In recognition of what we are deeming Fire Cider Awareness Week, we offer you a few recipe variations of this much-loved traditional herbal remedy. It has been a staple of herbalists for generations.
Vinegar-based tonics like fire cider and vinegar shrubs have been making a come-back as of late. What was once perceived as an old-fashioned remedy is now becoming a practical pantry staple in contemporary kitchens. And rightly so – there are many wonderful health benefits of herb-infused vinegars. Fire Cider, for instance, with it’s potent combination of warming and immune-stimulating herbs is fantastic for helping you stay healthy and strong during cold and flu season. Garlic and onions, with their sulfur-rich compounds provide an anti-bacterial and anti-viral punch, while cayenne, ginger and horseradish are warming, circulatory herbs that get your blood moving. Fire Cider is useful if you feel a winter bug starting to take hold – take a small glassful of it every few hours to increase your resistance.
One of our most beloved herbal elders, Rosemary Gladstar, published her now-famous fire cider recipe decades ago. Rosemary has been teaching about traditional herbal medicine for most of her life and has freely shared many of her recipes with the herbal community with a profound effect. One of her most popular and iconic recipes is Fire Cider, which is a simple recipe that is easy to make at home. It is as follows (shared from the Sage Mountain website):
1 part Garlic
1 part Horseradish
1 part Onions
½ part Fresh ginger
Cayenne to taste (just a few grains will do)
Honey to taste
Apple Cider Vinegar
Chop fresh garlic, onions, and horseradish into small pieces. Grate fresh ginger. The amounts and proportions vary according to your particular taste.. If unsure, start with equal amounts of the first three ingredients and roughly half part ginger the first time you make this; you can always adjust the flavors in future batches. Chop enough of the first four ingredients to fill a quart jar approximately half full. Put in wide mouth quart jar and cover with apple Ccder vinegar (keep vinegar about two to three inches above the herbs). Add cayenne to taste (just a small amount or it will be too hot!). Let sit two to three weeks. Strain and discard spent herbs. Add honey to taste (add the honey after you strain the rest of the herbs).
Watch a video of Rosemary making Fire Cider here.

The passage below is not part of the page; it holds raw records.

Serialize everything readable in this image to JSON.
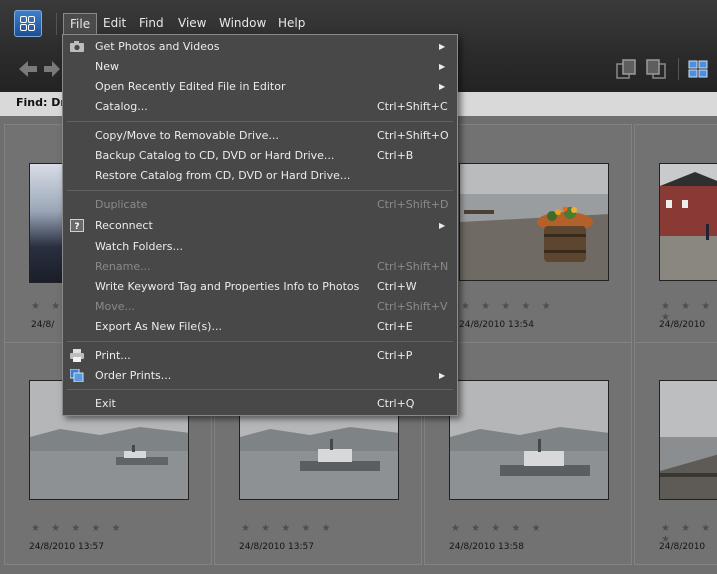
{
  "menubar": {
    "items": [
      "File",
      "Edit",
      "Find",
      "View",
      "Window",
      "Help"
    ]
  },
  "findbar": {
    "label": "Find: Dra"
  },
  "file_menu": {
    "items": [
      {
        "label": "Get Photos and Videos",
        "shortcut": "",
        "submenu": true,
        "disabled": false,
        "icon": "camera-icon"
      },
      {
        "label": "New",
        "shortcut": "",
        "submenu": true,
        "disabled": false,
        "icon": ""
      },
      {
        "label": "Open Recently Edited File in Editor",
        "shortcut": "",
        "submenu": true,
        "disabled": false,
        "icon": ""
      },
      {
        "label": "Catalog...",
        "shortcut": "Ctrl+Shift+C",
        "submenu": false,
        "disabled": false,
        "icon": ""
      },
      {
        "label": "Copy/Move to Removable Drive...",
        "shortcut": "Ctrl+Shift+O",
        "submenu": false,
        "disabled": false,
        "icon": ""
      },
      {
        "label": "Backup Catalog to CD, DVD or Hard Drive...",
        "shortcut": "Ctrl+B",
        "submenu": false,
        "disabled": false,
        "icon": ""
      },
      {
        "label": "Restore Catalog from CD, DVD or Hard Drive...",
        "shortcut": "",
        "submenu": false,
        "disabled": false,
        "icon": ""
      },
      {
        "label": "Duplicate",
        "shortcut": "Ctrl+Shift+D",
        "submenu": false,
        "disabled": true,
        "icon": ""
      },
      {
        "label": "Reconnect",
        "shortcut": "",
        "submenu": true,
        "disabled": false,
        "icon": "question-icon"
      },
      {
        "label": "Watch Folders...",
        "shortcut": "",
        "submenu": false,
        "disabled": false,
        "icon": ""
      },
      {
        "label": "Rename...",
        "shortcut": "Ctrl+Shift+N",
        "submenu": false,
        "disabled": true,
        "icon": ""
      },
      {
        "label": "Write Keyword Tag and Properties Info to Photos",
        "shortcut": "Ctrl+W",
        "submenu": false,
        "disabled": false,
        "icon": ""
      },
      {
        "label": "Move...",
        "shortcut": "Ctrl+Shift+V",
        "submenu": false,
        "disabled": true,
        "icon": ""
      },
      {
        "label": "Export As New File(s)...",
        "shortcut": "Ctrl+E",
        "submenu": false,
        "disabled": false,
        "icon": ""
      },
      {
        "label": "Print...",
        "shortcut": "Ctrl+P",
        "submenu": false,
        "disabled": false,
        "icon": "printer-icon"
      },
      {
        "label": "Order Prints...",
        "shortcut": "",
        "submenu": true,
        "disabled": false,
        "icon": "order-prints-icon"
      },
      {
        "label": "Exit",
        "shortcut": "Ctrl+Q",
        "submenu": false,
        "disabled": false,
        "icon": ""
      }
    ]
  },
  "photos": {
    "row1": [
      {
        "date": "",
        "stars": "★ ★"
      },
      {
        "date": "",
        "stars": ""
      },
      {
        "date": "24/8/2010 13:54",
        "stars": "★ ★ ★ ★ ★"
      },
      {
        "date": "24/8/2010",
        "stars": "★ ★ ★ ★"
      }
    ],
    "row1_left_date": "24/8/",
    "row2": [
      {
        "date": "24/8/2010 13:57",
        "stars": "★ ★ ★ ★ ★"
      },
      {
        "date": "24/8/2010 13:57",
        "stars": "★ ★ ★ ★ ★"
      },
      {
        "date": "24/8/2010 13:58",
        "stars": "★ ★ ★ ★ ★"
      },
      {
        "date": "24/8/2010",
        "stars": "★ ★ ★ ★"
      }
    ]
  },
  "colors": {
    "menu_bg": "#484848",
    "accent": "#3f7fc8"
  }
}
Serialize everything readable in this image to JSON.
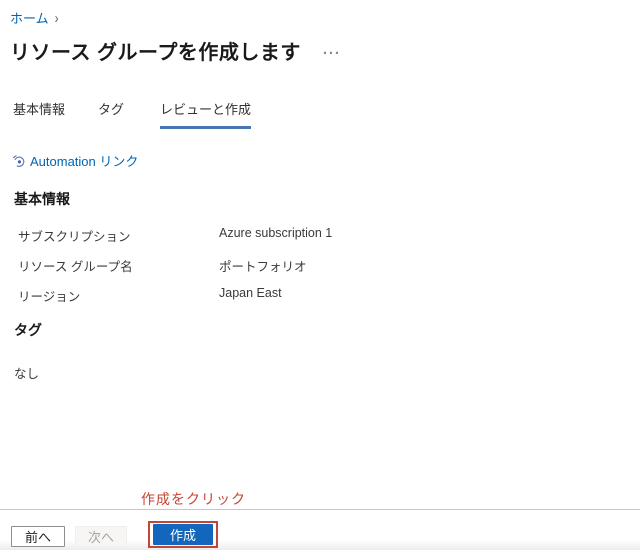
{
  "breadcrumb": {
    "home_label": "ホーム",
    "separator": "›"
  },
  "header": {
    "title": "リソース グループを作成します",
    "ellipsis_menu": "···"
  },
  "tabs": [
    {
      "label": "基本情報",
      "selected": false
    },
    {
      "label": "タグ",
      "selected": false
    },
    {
      "label": "レビューと作成",
      "selected": true
    }
  ],
  "automation_link": {
    "label": "Automation リンク"
  },
  "sections": {
    "basics": {
      "heading": "基本情報",
      "fields": [
        {
          "label": "サブスクリプション",
          "value": "Azure subscription 1"
        },
        {
          "label": "リソース グループ名",
          "value": "ポートフォリオ"
        },
        {
          "label": "リージョン",
          "value": "Japan East"
        }
      ]
    },
    "tags": {
      "heading": "タグ",
      "empty_value": "なし"
    }
  },
  "annotation": {
    "text": "作成をクリック"
  },
  "footer": {
    "previous_label": "前へ",
    "next_label": "次へ",
    "create_label": "作成"
  },
  "colors": {
    "link": "#0065b3",
    "tab_underline": "#4477b4",
    "primary_button": "#1266bb",
    "annotation_red": "#c54534"
  }
}
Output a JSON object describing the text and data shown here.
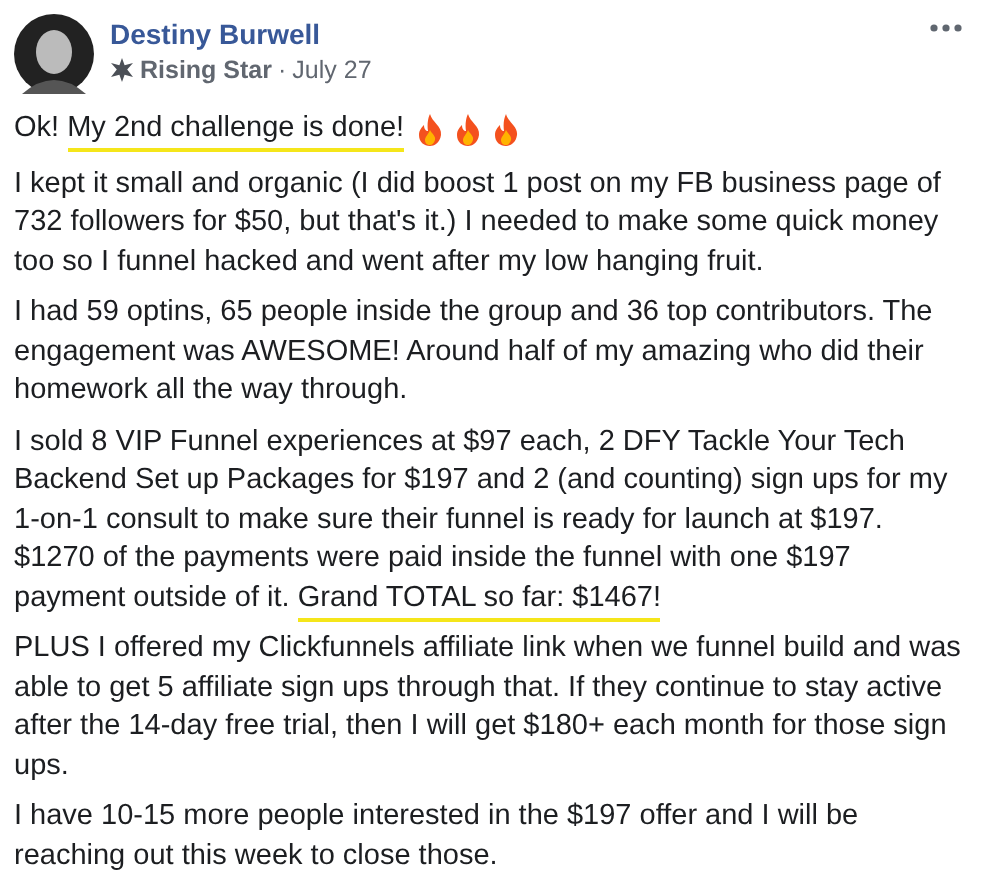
{
  "post": {
    "author": "Destiny Burwell",
    "badge": "Rising Star",
    "separator": "·",
    "date": "July 27",
    "paragraphs": [
      [
        {
          "text": "Ok! ",
          "highlighted": false
        },
        {
          "text": "My 2nd challenge is done!",
          "highlighted": true
        }
      ],
      [
        {
          "text": "I kept it small and organic (I did boost 1 post on my FB business page of 732 followers for $50, but that's it.) I needed to make some quick money too so I funnel hacked and went after my low hanging fruit.",
          "highlighted": false
        }
      ],
      [
        {
          "text": "I had 59 optins, 65 people inside the group and 36 top contributors. The engagement was AWESOME! Around half of my amazing who did their homework all the way through.",
          "highlighted": false
        }
      ],
      [
        {
          "text": "I sold 8 VIP Funnel experiences at $97 each, 2 DFY Tackle Your Tech Backend Set up Packages for $197 and 2 (and counting) sign ups for my 1-on-1 consult to make sure their funnel is ready for launch at $197. $1270 of the payments were paid inside the funnel with one $197 payment outside of it. ",
          "highlighted": false
        },
        {
          "text": "Grand TOTAL so far: $1467!",
          "highlighted": true
        }
      ],
      [
        {
          "text": "PLUS I offered my Clickfunnels affiliate link when we funnel build and was able to get 5 affiliate sign ups through that. If they continue to stay active after the 14-day free trial, then I will get $180+ each month for those sign ups.",
          "highlighted": false
        }
      ],
      [
        {
          "text": "I have 10-15 more people interested in the $197 offer and I will be reaching out this week to close those.",
          "highlighted": false
        }
      ]
    ]
  }
}
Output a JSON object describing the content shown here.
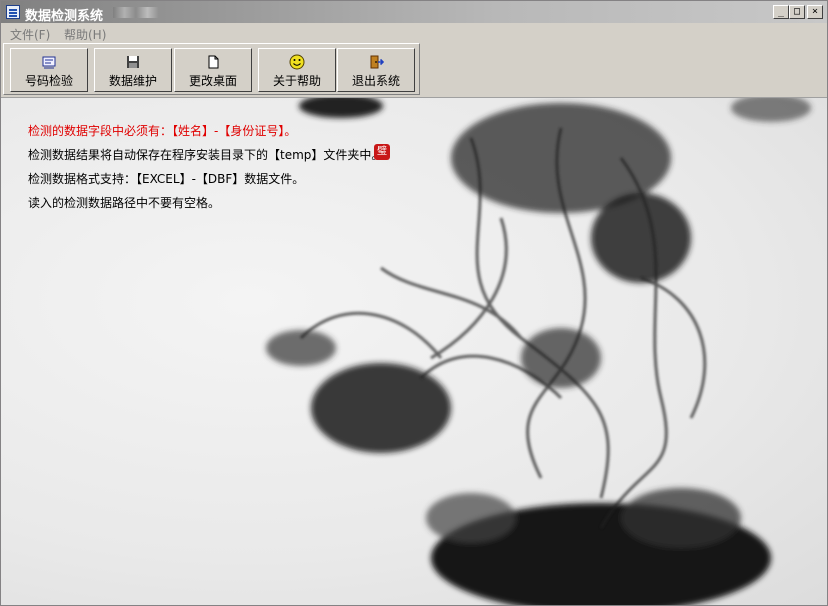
{
  "window": {
    "title": "数据检测系统"
  },
  "controls": {
    "minimize": "_",
    "maximize": "□",
    "close": "×"
  },
  "menu": {
    "items": [
      {
        "label": "文件(F)"
      },
      {
        "label": "帮助(H)"
      }
    ]
  },
  "toolbar": {
    "buttons": [
      {
        "label": "号码检验",
        "icon": "id-card-icon"
      },
      {
        "label": "数据维护",
        "icon": "floppy-disk-icon"
      },
      {
        "label": "更改桌面",
        "icon": "blank-page-icon"
      },
      {
        "label": "关于帮助",
        "icon": "smiley-icon"
      },
      {
        "label": "退出系统",
        "icon": "exit-door-icon"
      }
    ]
  },
  "content": {
    "lines": [
      "检测的数据字段中必须有：【姓名】-【身份证号】。",
      "检测数据结果将自动保存在程序安装目录下的【temp】文件夹中。",
      "检测数据格式支持：【EXCEL】-【DBF】数据文件。",
      "读入的检测数据路径中不要有空格。"
    ],
    "stamp_char": "璧"
  },
  "colors": {
    "warning_text": "#e00000",
    "stamp": "#c81818"
  }
}
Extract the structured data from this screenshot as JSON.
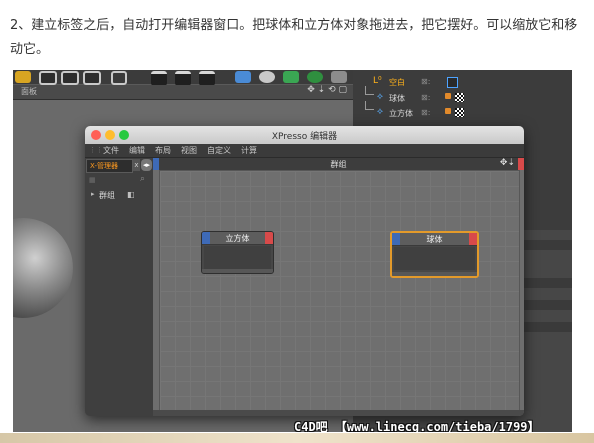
{
  "caption": "2、建立标签之后，自动打开编辑器窗口。把球体和立方体对象拖进去，把它摆好。可以缩放它和移动它。",
  "c4d": {
    "panel_title": "面板",
    "panel_tools": "✥ ⇣ ⟲ ▢"
  },
  "object_manager": {
    "objects": [
      {
        "label": "空白",
        "glyph": "L⁰",
        "color": "#ffb21a"
      },
      {
        "label": "球体",
        "glyph": "⟡",
        "color": "#5ab0ff"
      },
      {
        "label": "立方体",
        "glyph": "⟡",
        "color": "#5ab0ff"
      }
    ],
    "check": "⊠:"
  },
  "xpresso": {
    "window_title": "XPresso 编辑器",
    "menu": [
      "文件",
      "编辑",
      "布局",
      "视图",
      "自定义",
      "计算"
    ],
    "xmanager": {
      "tab_label": "X-管理器",
      "close": "x",
      "toggle": "◂▸",
      "search_icon": "⌕",
      "grid_icon": "▦",
      "group_arrow": "▸",
      "group_label": "群组",
      "group_icon": "◧"
    },
    "canvas": {
      "title": "群组",
      "tools": "✥⇣"
    },
    "nodes": [
      {
        "title": "立方体",
        "selected": false
      },
      {
        "title": "球体",
        "selected": true
      }
    ]
  },
  "watermark": "C4D吧 【www.linecg.com/tieba/1799】",
  "colors": {
    "accent_orange": "#ff9a1f",
    "port_input": "#3e6ab7",
    "port_output": "#d84a4a",
    "selection": "#e39a2a",
    "axis_green": "#4cd14c"
  }
}
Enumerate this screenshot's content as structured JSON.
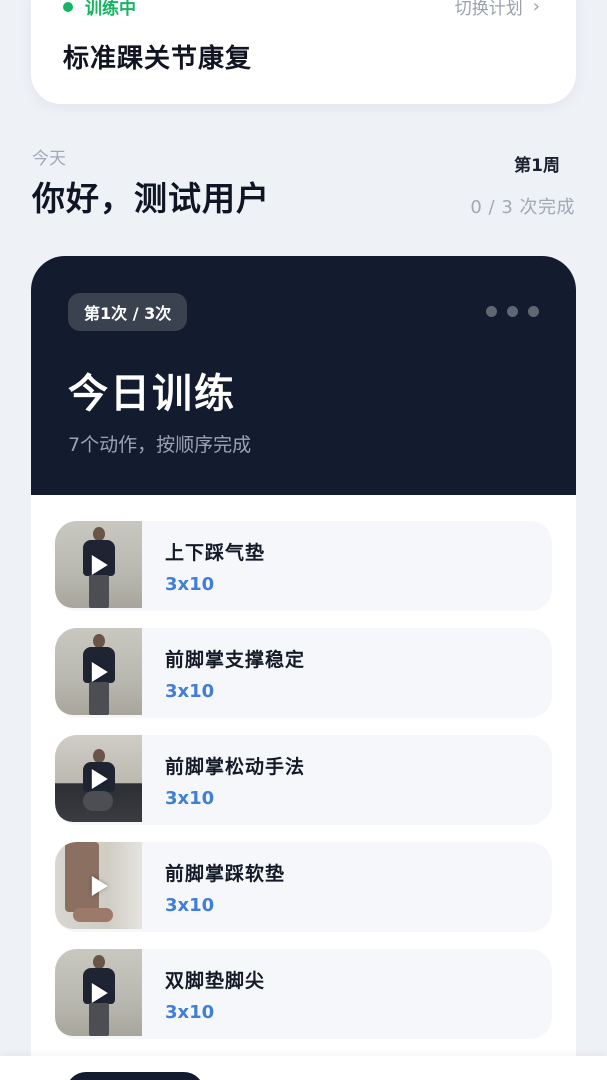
{
  "plan": {
    "status": "训练中",
    "switch_label": "切换计划",
    "title": "标准踝关节康复",
    "status_color": "#16b463"
  },
  "greeting": {
    "today": "今天",
    "hello": "你好，测试用户",
    "week": "第1周",
    "progress": "0 / 3 次完成"
  },
  "training": {
    "session": "第1次 / 3次",
    "title": "今日训练",
    "subtitle": "7个动作，按顺序完成",
    "exercises": [
      {
        "name": "上下踩气垫",
        "reps": "3x10",
        "thumb": "standing"
      },
      {
        "name": "前脚掌支撑稳定",
        "reps": "3x10",
        "thumb": "standing"
      },
      {
        "name": "前脚掌松动手法",
        "reps": "3x10",
        "thumb": "seated"
      },
      {
        "name": "前脚掌踩软垫",
        "reps": "3x10",
        "thumb": "feet"
      },
      {
        "name": "双脚垫脚尖",
        "reps": "3x10",
        "thumb": "standing"
      }
    ]
  },
  "colors": {
    "background": "#eef1f6",
    "card_dark": "#131b2e",
    "reps_blue": "#3f7fd6"
  }
}
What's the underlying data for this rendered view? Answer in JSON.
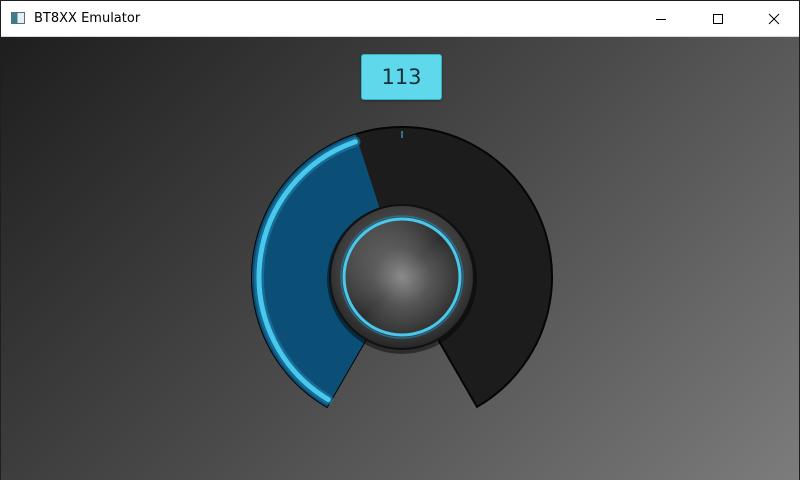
{
  "window": {
    "title": "BT8XX Emulator",
    "buttons": {
      "minimize": "minimize-icon",
      "maximize": "maximize-icon",
      "close": "close-icon"
    }
  },
  "dial": {
    "value": "113",
    "level": 0.44,
    "colors": {
      "accent": "#5fd8eb",
      "arc_glow": "#47c8ec",
      "fill": "#0b4f77",
      "track": "#1c1c1c",
      "value_box": "#5fd8eb"
    }
  }
}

There are many ways to be creative with this recipe and make it your own. Some people add in herbs like turmeric, schisandra or hibiscus. Some add in fruits. I enjoy this red-hued recipe of Juliet Blankespoor. Mountain Rose offers a recipe that involves rosemary, and also suggests additions/substitutions such as peppercorn, rosehips and burdock. Kiva Rose developed a variation for sensitive stomachs, sans cayenne peppers and with beautiful additions of herbs like hawthorn and basil. The possibilities really are endless.
So, here’s to this lovely and practical remedy, and to our herbal elders who have passed it down to us from generation to generation! We thank the countless guardians of traditional herbal medicine who have made the knowledge of recipes like this available to us all.
Submitted by Steph Zabel of Herbstalk